• EXERCISE:
The lines below that include the word "ContentView" are to be reported.

• SOURCE DATA:
● ● ● ● ● ● ●
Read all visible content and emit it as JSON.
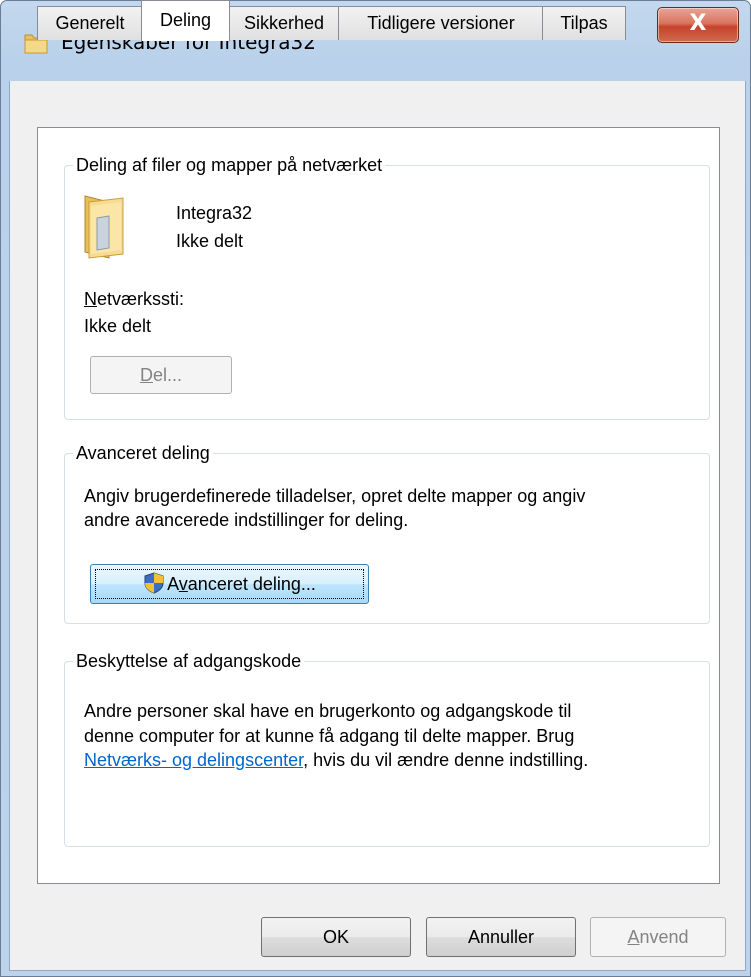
{
  "window": {
    "title": "Egenskaber for Integra32",
    "close_label": "X"
  },
  "tabs": [
    {
      "label": "Generelt",
      "active": false
    },
    {
      "label": "Deling",
      "active": true
    },
    {
      "label": "Sikkerhed",
      "active": false
    },
    {
      "label": "Tidligere versioner",
      "active": false
    },
    {
      "label": "Tilpas",
      "active": false
    }
  ],
  "sharing": {
    "group_title": "Deling af filer og mapper på netværket",
    "folder_name": "Integra32",
    "folder_status": "Ikke delt",
    "network_path_label_accel": "N",
    "network_path_label_rest": "etværkssti:",
    "network_path_value": "Ikke delt",
    "share_button_accel": "D",
    "share_button_rest": "el..."
  },
  "advanced": {
    "group_title": "Avanceret deling",
    "description_line1": "Angiv brugerdefinerede tilladelser, opret delte mapper og angiv",
    "description_line2": "andre avancerede indstillinger for deling.",
    "button_pre": "A",
    "button_accel": "v",
    "button_rest": "anceret deling..."
  },
  "password": {
    "group_title": "Beskyttelse af adgangskode",
    "line1": "Andre personer skal have en brugerkonto og adgangskode til",
    "line2": "denne computer for at kunne få adgang til delte mapper. Brug",
    "link": "Netværks- og delingscenter",
    "line3_rest": ", hvis du vil ændre denne indstilling."
  },
  "footer": {
    "ok_label": "OK",
    "cancel_label": "Annuller",
    "apply_accel": "A",
    "apply_rest": "nvend"
  },
  "colors": {
    "link": "#0066cc",
    "folder": "#f2d27a",
    "close_button": "#c7432b"
  }
}
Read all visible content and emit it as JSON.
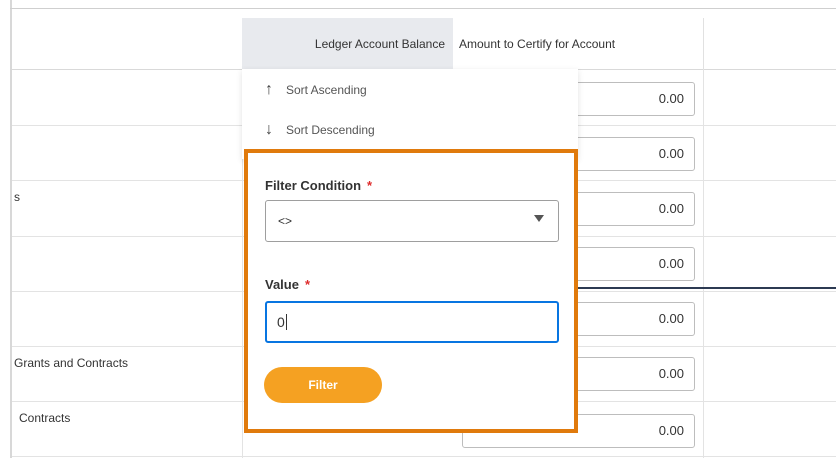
{
  "table": {
    "headers": {
      "ledger_balance": "Ledger Account Balance",
      "amount_to_certify": "Amount to Certify for Account"
    },
    "row_fragments": {
      "row3": "s",
      "row6": "Grants and Contracts",
      "row7": "Contracts"
    },
    "amount_values": [
      "0.00",
      "0.00",
      "0.00",
      "0.00",
      "0.00",
      "0.00",
      "0.00"
    ]
  },
  "menu": {
    "sort_ascending": "Sort Ascending",
    "sort_descending": "Sort Descending",
    "icons": {
      "ascending": "arrow-up-icon",
      "descending": "arrow-down-icon"
    }
  },
  "filter": {
    "condition_label": "Filter Condition",
    "condition_required": "*",
    "condition_value": "<>",
    "value_label": "Value",
    "value_required": "*",
    "value_input": "0",
    "button_label": "Filter"
  },
  "colors": {
    "highlight_border": "#e07a0c",
    "filter_button": "#f5a122",
    "focus_blue": "#0875e1",
    "required_red": "#de2b2b"
  }
}
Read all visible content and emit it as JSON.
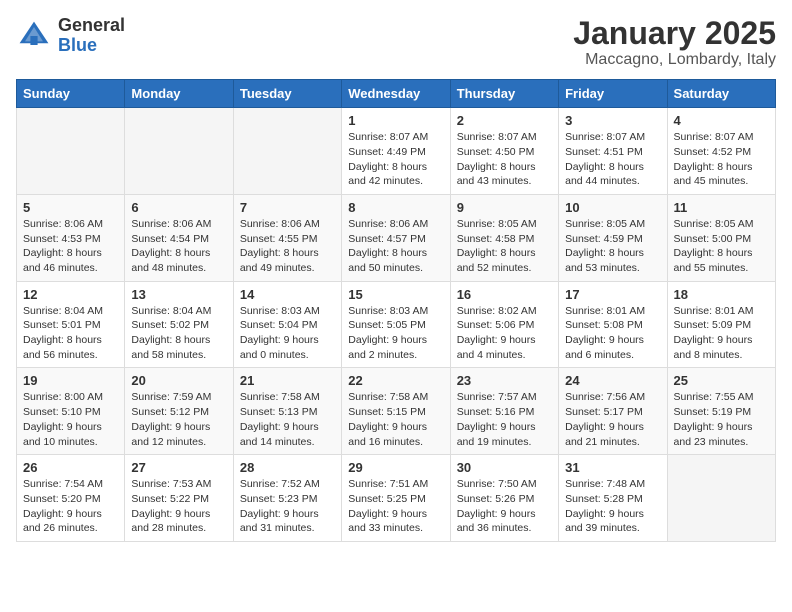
{
  "header": {
    "logo": {
      "general": "General",
      "blue": "Blue"
    },
    "month": "January 2025",
    "location": "Maccagno, Lombardy, Italy"
  },
  "weekdays": [
    "Sunday",
    "Monday",
    "Tuesday",
    "Wednesday",
    "Thursday",
    "Friday",
    "Saturday"
  ],
  "weeks": [
    [
      {
        "day": "",
        "info": ""
      },
      {
        "day": "",
        "info": ""
      },
      {
        "day": "",
        "info": ""
      },
      {
        "day": "1",
        "info": "Sunrise: 8:07 AM\nSunset: 4:49 PM\nDaylight: 8 hours and 42 minutes."
      },
      {
        "day": "2",
        "info": "Sunrise: 8:07 AM\nSunset: 4:50 PM\nDaylight: 8 hours and 43 minutes."
      },
      {
        "day": "3",
        "info": "Sunrise: 8:07 AM\nSunset: 4:51 PM\nDaylight: 8 hours and 44 minutes."
      },
      {
        "day": "4",
        "info": "Sunrise: 8:07 AM\nSunset: 4:52 PM\nDaylight: 8 hours and 45 minutes."
      }
    ],
    [
      {
        "day": "5",
        "info": "Sunrise: 8:06 AM\nSunset: 4:53 PM\nDaylight: 8 hours and 46 minutes."
      },
      {
        "day": "6",
        "info": "Sunrise: 8:06 AM\nSunset: 4:54 PM\nDaylight: 8 hours and 48 minutes."
      },
      {
        "day": "7",
        "info": "Sunrise: 8:06 AM\nSunset: 4:55 PM\nDaylight: 8 hours and 49 minutes."
      },
      {
        "day": "8",
        "info": "Sunrise: 8:06 AM\nSunset: 4:57 PM\nDaylight: 8 hours and 50 minutes."
      },
      {
        "day": "9",
        "info": "Sunrise: 8:05 AM\nSunset: 4:58 PM\nDaylight: 8 hours and 52 minutes."
      },
      {
        "day": "10",
        "info": "Sunrise: 8:05 AM\nSunset: 4:59 PM\nDaylight: 8 hours and 53 minutes."
      },
      {
        "day": "11",
        "info": "Sunrise: 8:05 AM\nSunset: 5:00 PM\nDaylight: 8 hours and 55 minutes."
      }
    ],
    [
      {
        "day": "12",
        "info": "Sunrise: 8:04 AM\nSunset: 5:01 PM\nDaylight: 8 hours and 56 minutes."
      },
      {
        "day": "13",
        "info": "Sunrise: 8:04 AM\nSunset: 5:02 PM\nDaylight: 8 hours and 58 minutes."
      },
      {
        "day": "14",
        "info": "Sunrise: 8:03 AM\nSunset: 5:04 PM\nDaylight: 9 hours and 0 minutes."
      },
      {
        "day": "15",
        "info": "Sunrise: 8:03 AM\nSunset: 5:05 PM\nDaylight: 9 hours and 2 minutes."
      },
      {
        "day": "16",
        "info": "Sunrise: 8:02 AM\nSunset: 5:06 PM\nDaylight: 9 hours and 4 minutes."
      },
      {
        "day": "17",
        "info": "Sunrise: 8:01 AM\nSunset: 5:08 PM\nDaylight: 9 hours and 6 minutes."
      },
      {
        "day": "18",
        "info": "Sunrise: 8:01 AM\nSunset: 5:09 PM\nDaylight: 9 hours and 8 minutes."
      }
    ],
    [
      {
        "day": "19",
        "info": "Sunrise: 8:00 AM\nSunset: 5:10 PM\nDaylight: 9 hours and 10 minutes."
      },
      {
        "day": "20",
        "info": "Sunrise: 7:59 AM\nSunset: 5:12 PM\nDaylight: 9 hours and 12 minutes."
      },
      {
        "day": "21",
        "info": "Sunrise: 7:58 AM\nSunset: 5:13 PM\nDaylight: 9 hours and 14 minutes."
      },
      {
        "day": "22",
        "info": "Sunrise: 7:58 AM\nSunset: 5:15 PM\nDaylight: 9 hours and 16 minutes."
      },
      {
        "day": "23",
        "info": "Sunrise: 7:57 AM\nSunset: 5:16 PM\nDaylight: 9 hours and 19 minutes."
      },
      {
        "day": "24",
        "info": "Sunrise: 7:56 AM\nSunset: 5:17 PM\nDaylight: 9 hours and 21 minutes."
      },
      {
        "day": "25",
        "info": "Sunrise: 7:55 AM\nSunset: 5:19 PM\nDaylight: 9 hours and 23 minutes."
      }
    ],
    [
      {
        "day": "26",
        "info": "Sunrise: 7:54 AM\nSunset: 5:20 PM\nDaylight: 9 hours and 26 minutes."
      },
      {
        "day": "27",
        "info": "Sunrise: 7:53 AM\nSunset: 5:22 PM\nDaylight: 9 hours and 28 minutes."
      },
      {
        "day": "28",
        "info": "Sunrise: 7:52 AM\nSunset: 5:23 PM\nDaylight: 9 hours and 31 minutes."
      },
      {
        "day": "29",
        "info": "Sunrise: 7:51 AM\nSunset: 5:25 PM\nDaylight: 9 hours and 33 minutes."
      },
      {
        "day": "30",
        "info": "Sunrise: 7:50 AM\nSunset: 5:26 PM\nDaylight: 9 hours and 36 minutes."
      },
      {
        "day": "31",
        "info": "Sunrise: 7:48 AM\nSunset: 5:28 PM\nDaylight: 9 hours and 39 minutes."
      },
      {
        "day": "",
        "info": ""
      }
    ]
  ]
}
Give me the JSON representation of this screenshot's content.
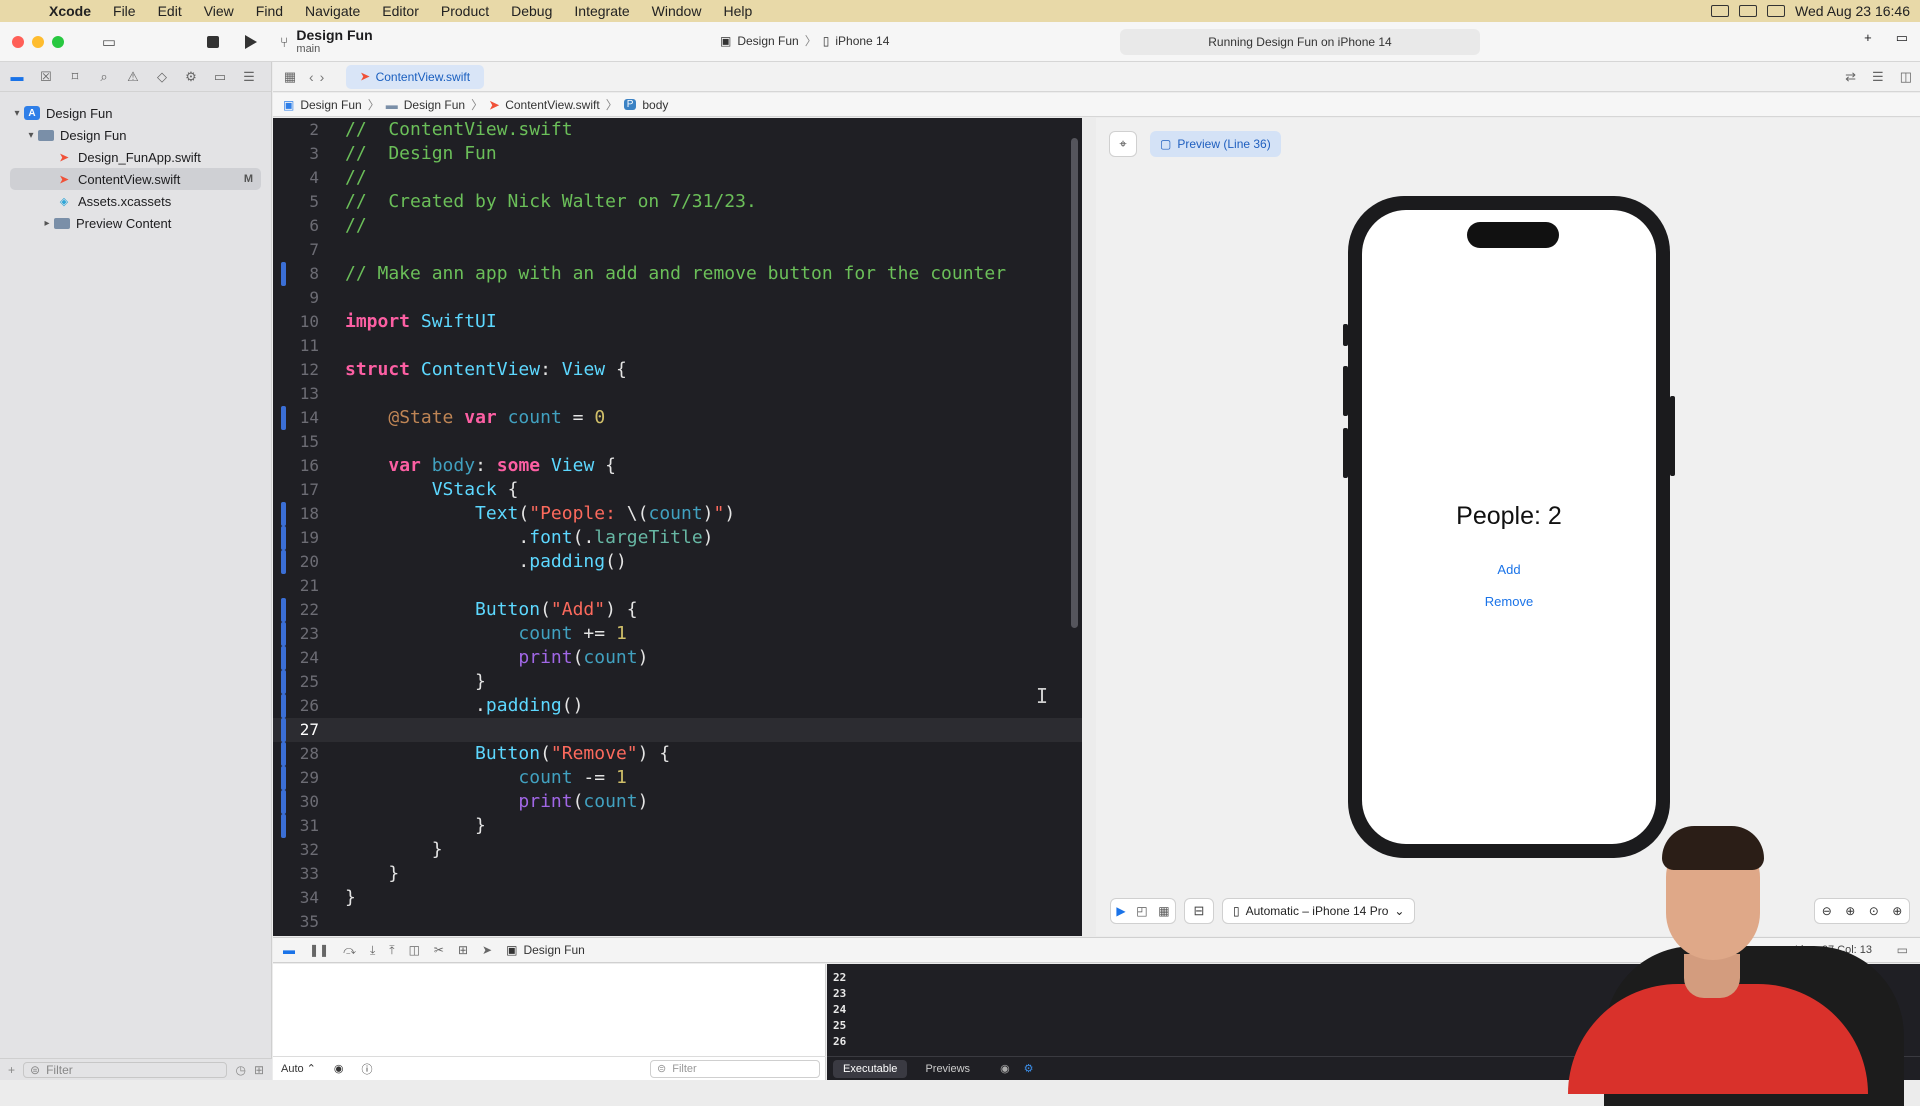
{
  "menubar": {
    "app_name": "Xcode",
    "menus": [
      "File",
      "Edit",
      "View",
      "Find",
      "Navigate",
      "Editor",
      "Product",
      "Debug",
      "Integrate",
      "Window",
      "Help"
    ],
    "datetime": "Wed Aug 23  16:46"
  },
  "toolbar": {
    "project_name": "Design Fun",
    "branch": "main",
    "scheme": "Design Fun",
    "destination": "iPhone 14",
    "status": "Running Design Fun on iPhone 14"
  },
  "navigator": {
    "items": [
      {
        "label": "Design Fun",
        "kind": "project",
        "level": 0
      },
      {
        "label": "Design Fun",
        "kind": "folder",
        "level": 1
      },
      {
        "label": "Design_FunApp.swift",
        "kind": "swift",
        "level": 2
      },
      {
        "label": "ContentView.swift",
        "kind": "swift",
        "level": 2,
        "badge": "M",
        "selected": true
      },
      {
        "label": "Assets.xcassets",
        "kind": "assets",
        "level": 2
      },
      {
        "label": "Preview Content",
        "kind": "folder",
        "level": 2
      }
    ],
    "filter_placeholder": "Filter"
  },
  "editor": {
    "tab": "ContentView.swift",
    "breadcrumbs": [
      "Design Fun",
      "Design Fun",
      "ContentView.swift",
      "body"
    ],
    "current_line": 27,
    "lines": [
      {
        "n": "2",
        "t": "//  ContentView.swift"
      },
      {
        "n": "3",
        "t": "//  Design Fun"
      },
      {
        "n": "4",
        "t": "//"
      },
      {
        "n": "5",
        "t": "//  Created by Nick Walter on 7/31/23."
      },
      {
        "n": "6",
        "t": "//"
      },
      {
        "n": "7",
        "t": ""
      },
      {
        "n": "8",
        "t": "// Make ann app with an add and remove button for the counter"
      },
      {
        "n": "9",
        "t": ""
      },
      {
        "n": "10",
        "t": "import SwiftUI"
      },
      {
        "n": "11",
        "t": ""
      },
      {
        "n": "12",
        "t": "struct ContentView: View {"
      },
      {
        "n": "13",
        "t": ""
      },
      {
        "n": "14",
        "t": "    @State var count = 0"
      },
      {
        "n": "15",
        "t": ""
      },
      {
        "n": "16",
        "t": "    var body: some View {"
      },
      {
        "n": "17",
        "t": "        VStack {"
      },
      {
        "n": "18",
        "t": "            Text(\"People: \\(count)\")"
      },
      {
        "n": "19",
        "t": "                .font(.largeTitle)"
      },
      {
        "n": "20",
        "t": "                .padding()"
      },
      {
        "n": "21",
        "t": ""
      },
      {
        "n": "22",
        "t": "            Button(\"Add\") {"
      },
      {
        "n": "23",
        "t": "                count += 1"
      },
      {
        "n": "24",
        "t": "                print(count)"
      },
      {
        "n": "25",
        "t": "            }"
      },
      {
        "n": "26",
        "t": "            .padding()"
      },
      {
        "n": "27",
        "t": ""
      },
      {
        "n": "28",
        "t": "            Button(\"Remove\") {"
      },
      {
        "n": "29",
        "t": "                count -= 1"
      },
      {
        "n": "30",
        "t": "                print(count)"
      },
      {
        "n": "31",
        "t": "            }"
      },
      {
        "n": "32",
        "t": "        }"
      },
      {
        "n": "33",
        "t": "    }"
      },
      {
        "n": "34",
        "t": "}"
      },
      {
        "n": "35",
        "t": ""
      }
    ]
  },
  "preview": {
    "label": "Preview (Line 36)",
    "people_text": "People: 2",
    "add_label": "Add",
    "remove_label": "Remove",
    "device": "Automatic – iPhone 14 Pro"
  },
  "debugbar": {
    "scheme": "Design Fun",
    "line_col": "Line: 27  Col: 13"
  },
  "debug_area": {
    "auto_label": "Auto ⌃",
    "filter_placeholder": "Filter",
    "console_output": [
      "22",
      "23",
      "24",
      "25",
      "26"
    ],
    "tabs": [
      "Executable",
      "Previews"
    ]
  }
}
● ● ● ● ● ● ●
• SOLUTION TO THE PROBLEM:
        "label": "ContentView.swift",
    "tab": "ContentView.swift",
      "ContentView.swift",
        "t": "//  ContentView.swift"
        "t": "struct ContentView: View {"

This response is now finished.